Levi, UTRGV men’s basketball limiting turnovers on offense

EDINBURG — UTRGV point guard Javon Levi remembers facing a lot of traps in high school. As the only reliable ballhandler on his team at Kileen Shoemaker, Levi said he often tried to do too much, leading to turnovers.

“I used to turn the ball over way more than I do now,” Levi said. “I knew that was one thing I would have to work on coming to college, but coaches have told me, ‘Keep it simple.’”

Levi said he has much more trust in his teammates at UTRGV. When a trap comes, Levi can simply kick the ball to the open man rather than attempt a fancy dribble move.

The straightforward approach has led Levi to a WAC-best 2.8-to-1 assist-to-turnover ratio overall and a 3.8-to-1 mark in conference games entering UTRGV’s matchup against UMKC at 7 p.m. Thursday in the UTRGV Fieldhouse.

“That’s one of the things I take pride in,” Levi said. “That’s one of the categories I want to lead the WAC in.”

UTRGV coach Lew Hill said he wanted to see Levi pace the WAC in assists and steals. Levi ranks fourth in the league in assists at 3.8 per game and is tied for 10th in steals with 1.2 per game.

Counting only conference games, Levi stands third in the WAC with 4.2 assists per game and is second in steals with 1.6 per game.

He has also posted 3.7 points per game this season, and Hill said Levi has devoted extra time in the gym to trying to develop as a scorer.

“He’s getting better than he was early in the year,” Hill said. “He will continuously get better, because now he’s working on it and putting time in, and he’s doing a good job.”

Hill said Levi occasionally tried to do “a little too much” early in the season, before he had fully adjusted to the speed of the college game. Still, Levi’s primary focuses have always been on passing and defense, he said. As the season has progressed, Levi has learned to make decisions more quickly and picked up on nuances like throwing passes overhead or with his outside hand to prevent turnovers, Hill said.

The smallest player on UTRGV’s roster at 5-foot-10 and 165 pounds, Levi said he hasn’t felt much physical wear and tear despite a series of long road trips and UTRGV’s blistering pace of play.

“There were a few bumps in the road here and there, but I feel like that just comes with basketball and life, period. Nothing is ever going to be just smooth,” Levi said. “I’m just blessed that it’s been a pretty smooth freshman year for me.”

Many coaches speak of freshmen hitting a metaphorical wall at some point during their first season, and Hill said Levi’s tough stretch came during the middle of the year.

“He’s bounced back through the wall. He was a little mentally fatigued, but now I think he’s relaxed,” Hill said. “We just tell him to keep playing with confidence and just keep working. Working solves everything.”

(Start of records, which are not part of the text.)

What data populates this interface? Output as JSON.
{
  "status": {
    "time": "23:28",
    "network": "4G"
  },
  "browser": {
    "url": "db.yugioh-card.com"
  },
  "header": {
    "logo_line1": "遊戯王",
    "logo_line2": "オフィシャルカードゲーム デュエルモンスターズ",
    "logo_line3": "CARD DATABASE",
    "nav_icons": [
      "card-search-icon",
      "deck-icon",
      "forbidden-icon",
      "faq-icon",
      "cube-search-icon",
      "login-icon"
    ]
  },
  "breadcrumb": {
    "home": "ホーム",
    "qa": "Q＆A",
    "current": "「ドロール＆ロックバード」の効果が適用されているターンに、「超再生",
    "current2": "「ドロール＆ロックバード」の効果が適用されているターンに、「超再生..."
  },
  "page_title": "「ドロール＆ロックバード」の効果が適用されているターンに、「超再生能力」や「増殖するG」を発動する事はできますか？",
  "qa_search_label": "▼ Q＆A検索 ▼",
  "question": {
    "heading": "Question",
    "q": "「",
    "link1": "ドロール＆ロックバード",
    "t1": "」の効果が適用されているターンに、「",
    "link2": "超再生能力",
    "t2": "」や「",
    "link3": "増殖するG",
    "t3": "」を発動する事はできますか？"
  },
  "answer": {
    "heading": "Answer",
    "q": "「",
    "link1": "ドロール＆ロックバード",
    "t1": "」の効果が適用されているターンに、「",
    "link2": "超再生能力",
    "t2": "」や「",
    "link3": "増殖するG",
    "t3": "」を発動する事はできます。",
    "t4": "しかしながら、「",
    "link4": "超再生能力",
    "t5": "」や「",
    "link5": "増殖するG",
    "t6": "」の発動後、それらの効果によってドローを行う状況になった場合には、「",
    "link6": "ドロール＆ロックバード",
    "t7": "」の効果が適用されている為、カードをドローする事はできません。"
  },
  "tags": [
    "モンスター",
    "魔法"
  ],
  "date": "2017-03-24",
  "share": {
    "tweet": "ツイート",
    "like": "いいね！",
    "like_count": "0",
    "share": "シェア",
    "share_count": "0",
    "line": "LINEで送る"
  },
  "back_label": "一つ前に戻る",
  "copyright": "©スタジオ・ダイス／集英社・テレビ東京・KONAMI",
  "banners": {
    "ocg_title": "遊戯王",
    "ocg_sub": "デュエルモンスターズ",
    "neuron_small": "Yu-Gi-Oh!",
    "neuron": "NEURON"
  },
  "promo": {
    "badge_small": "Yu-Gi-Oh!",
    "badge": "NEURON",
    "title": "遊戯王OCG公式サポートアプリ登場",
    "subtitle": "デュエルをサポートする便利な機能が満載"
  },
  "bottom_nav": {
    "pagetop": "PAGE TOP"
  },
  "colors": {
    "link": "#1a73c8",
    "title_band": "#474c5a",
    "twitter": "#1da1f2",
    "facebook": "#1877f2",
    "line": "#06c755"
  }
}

Levi said most of his assists have come from driving to the basket, drawing a commitment from a secondary defender and then finding the open man. He also credited the spacing in UTRGV’s offense, which fellow point guard Lew Stallworth highlighted as a major factor in the team’s success.

Levi has averaged 22.9 minutes per game across 25 games and 18 starts, while Stallworth is posting 19.6 minutes per game across 25 appearances and five starts. On the year, Stallworth is averaging 5.0 points per game and ranks just behind Levi for the team lead with 3.7 assists per game. His 2.3-to-1 assist-to-turnover ratio ranks fourth in the WAC.

A redshirt junior, Stallworth started 27 of his 32 games last season and averaged 8.6 points and 3.6 assists per game. At 6-foot-1 and 195 pounds, Stallworth aims to bring more scoring and attacking to the point guard position relative to Levi, but he said injuries have kept him from getting into a rhythm.

He missed three games in November, one in mid-December and one in early February for a foot injury, a concussion and a stomach virus, respectively.

“(Coaches) put me in a position to be a scoring, playmaking guard,” Stallworth said. “It’s just been such a struggle, because I haven’t been able to be in the gym consistently. I’ll turn the corner, and then something else seems to happen. It’s just all about making sure these last four games that I’m just in the best rhythm.”

Hill said Stallworth has played a solid, smart game this year while also taking on a leadership role with Levi. In tense situations, Hill said he’s comfortable going to Levi, Stallworth or even redshirt senior Moe McDonald at the point. Stallworth and Levi said that each option brings different skills to the lineup.

“Lew is, for sure, a better scorer than me,” Levi said. “He finishes a lot better than me. He shoots a lot better than me. He’s been playing college a lot longer, and I watch him sometimes to see what kind of plays he makes.”

“Javon is definitely a great playmaker,” Stallworth said. “He’s a little better defensively and in terms of picking up the ball full court, which coach Hill definitely likes. I’m more of a scoring, attacking guard. I’m a little bigger, so I’m able to finish over people and get to the free-throw line. But he’s definitely a great playmaking guard and a floor general. I’m not a one at heart. I’m kind of a combo. So he’s definitely the pure one that we need.”